Whole that day of August 31, 2001, I felt unusual unrest and anxiety. However without visible reason. It was usual prison day at Lefortovo: under the light of two electrical bulbs one always feels like a tortured animal. Light bulbs, the noises of radio, pale face of my cell-mate bandit Mishka, everything was at place, everyday banal process of torturing was going on. But today as in addition I felt like a heavy weight was placed on me. At first I thought that I becoming psychopat. "Edward, you are finally giving up, after those months of prison life," - said I to myself. Then I thought that some trouble coming. Some more trouble, because I was in trouble up to the neck. It was already 5 p.m., only one hour before the end of prison working day, when prison soldier opened a feeding hole and said: "Savenko, be ready to go. Without belongings."
"Without belongings" signified that I was summoned up inside of prison. While putting my best clothes on I thought that my lawyer Beliak came to visit me too late in the day, we will not be able to talk much. Then door opened, I stepped out. Soldiers searched me. Then I stepped to the left. "Not this way. Go other way," said mustached soldier.
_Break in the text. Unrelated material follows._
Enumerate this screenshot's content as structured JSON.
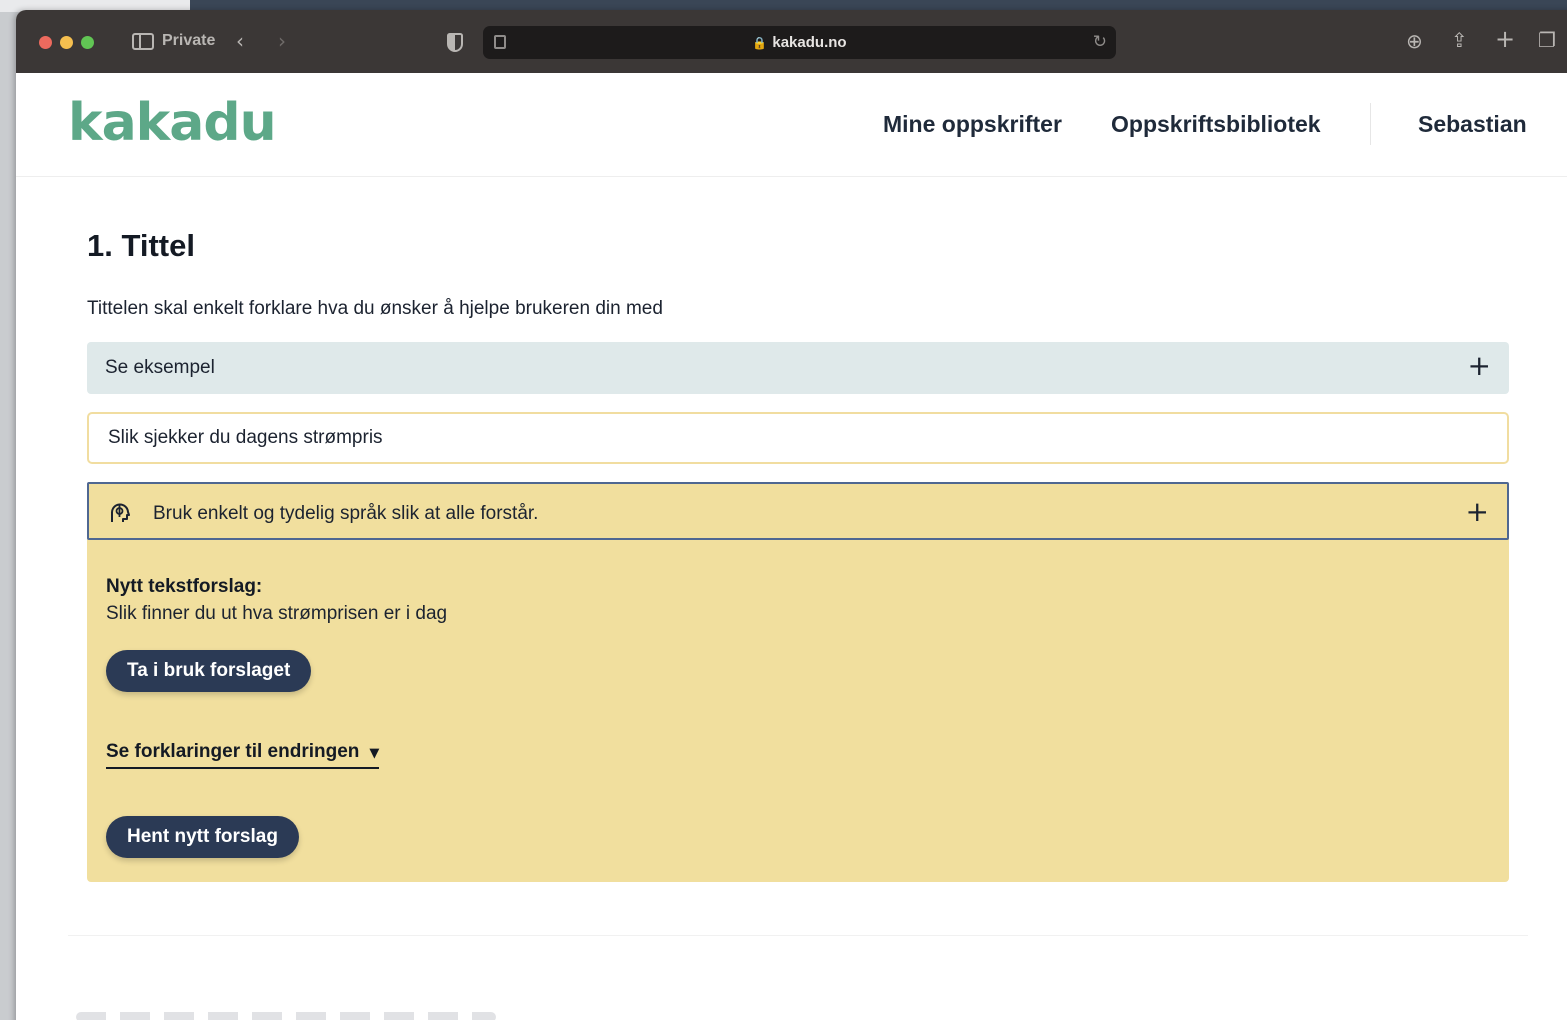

It was clear then, that I am going to Investigators office and not to the lawyers' room.
Prison was quiet and silent. At third floor my guard soldier stoped and pushed the button on the wall. The door to investigator's building have opened. I went down the corridor to the lieutenant-colonel Schischkin's office. The guard, according to prison's internal regulations, was walking after me.
At chief investigator Schischkin's office, beside happy looking maniac Schischkin I found both my lawyers: Beliak and Ivanov. Beliak was wearing a leather jacket and he wasn't looking happy. He hugged me with unusual warm. "Listen, Edward, lieutenant-colonel Schischkin is going to present you with an accusation papers." Then Beliak stoped. He cleared his throat. "Unfortunately for us the suckers decided to accuse you of terrorism. Of organization unlawful armed formation and of course of buying arms and explosives." Lawyer Ivanov, wearing gold-rimmed glasses had confirmed Beliak's words with his face. He had a face of a man who came to my funeral.
Then happy Schischkin - young man growing bald - stood up. In his quiet voice he read an accustion papers. "Edward Savenko, alias Limonov, in 1999-2000 in his capacity of a leader National-Bolsheviks Party have worked out for his party a programme of action. Consequently Savenko published said programme in December 1999 at bulletin "NBP-Info" N 3 and forced to accept it by delegates of Third Party Congress in February 2000."
After that, read Schischkin, "Savenko took measures of organizing armed invasion on territory of Republic of Kazakhstan for commiting the actions of terrorist character. Instructive letters which he sended to the regional party leaders demanded each one leader to sort out candidates for including them into unlawful armed formation. The place for gathering those volunteers of said formation was found in one of the regions of Altai Republic. Then Savenko have alloted money for buying some weapons for a said formation. In the same time Savenko with an aid of party activists have studied on territory of Altai Republic those paths headed to the border with Kazakhstan. And have fulfilled the exploration of Kazakhstan's territory bordering with Altai Republic where gathered on information about lawinforced troops of said Republic of Kazakhstan..." The Schischkin dutifully informed me about my punishment, read those according to my crimes articles of a Penal Code: "Part 3, art. 33, part 1, art. 30, part 3, art. 205; part 3, art. 33, part 3, art. 30, part 1, art. 208; part 3, art 33, art 222."
In yellow light of Schischkin's office I signed a paper, stating that I was informed about all the charges brought against me by a Russian state. "Don't be nervous," said Beliak. "Yes, don't be. Stay cool," said Ivanov. But their faces said to me that they, my lawyers, are extremely worried. For four months I was accused only of buying arms and explosives. "I will come Monday," said Beliak, "we will talk. You know, we have expected it, didn't we?" He hugged me. Ivanov hugged me. We expected it, but we hoped that they will not accuse me of terrorism.